[RoyalSlider Error] No post attachments found.
4Wave is the pioneer in a new deposition technology called Biased Target Deposition. BTD is a hybrid between IBD and conventional sputter deposition that combines the best of each technique. BTD is uniquely suited to demanding applications requiring atomically engineered thin films and interfaces as it offers a large range of process pressures, control of adatom energies, and excellent uniformity and repeatability. High performance multilayer devices such as giant magnetoresistive multilayers, optical interference filters, and gate dielectric stacks are particularly well suited to BTD.
- High output, low-energy plasma source.
- Independent target biasing for alloy composition control.
- Substrate plasma cleaning, etching oxidation, nitridization.
- Water cooled, tilting, rotating, pulsed DC biased stage.
What is a Biased Target Deposition (BTD)?
In BTD, a low energy ion source (typically of the end-Hall or closed-drift Hall type) is directed at a negatively biased sputtering target. The maximum energy (typically < 30 eV) of the ions is less than the sputter threshold of the vacuum system materials. No effort is made to capture all of the ions on the target because ions that miss the target do not generate unwanted sputtering. In practice, the ion beam can be much broader than the target to improve illumination uniformity. A plasma sheath develops at the surface of the negatively biased target that accelerates positive ions entering the sheath toward the target to produce sputtering.
Because the sheath is very small (~ 2 mm) compared to the spacing between the ion source and target, the target bias has no substantial effect on the ion trajectories from source to target. Hence, for constant source operation, the illumination profile and the ion current reaching the target are nearly independent of the target voltage. A grounded shield surrounds the target to prevent undesired sputtering of the target mounting hardware that is also biased. DC, RF or pulsed DC target bias is used depending on the target material and desired process. A large range of target voltages (~100 to 2000 V) can be used while maintaining reasonable deposition rates.
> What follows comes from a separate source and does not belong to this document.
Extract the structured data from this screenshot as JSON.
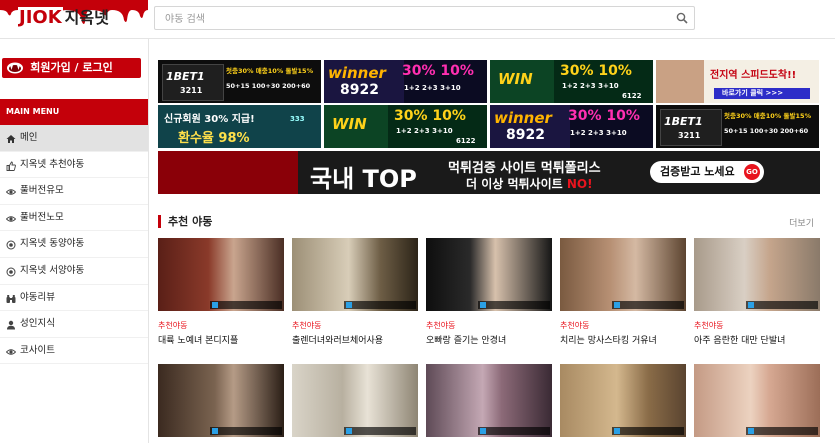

The selection of the target voltage, by virtue of its impact on adatom energies, has a profound impact on the atomic scale mixing at thin film interfaces and the overall roughness of the growing film. In addition, the ion source is capable of operating over a broad range of process pressures (~10-4 to 5×10-3 Torr), allowing control of the adatom scattering from the background gas.
A second, low energy ion source (an assist source) is directed at the substrate to modify the properties of the growing film. Non-reactive assisting ion energies of order 5-15 eV are useful in creating smooth films. Reactive assist ions can be used (e.g. ions of O2 and N2) to create dielectric films from metallic targets. This source can also be used to etch, clean and modify surfaces prior to deposition.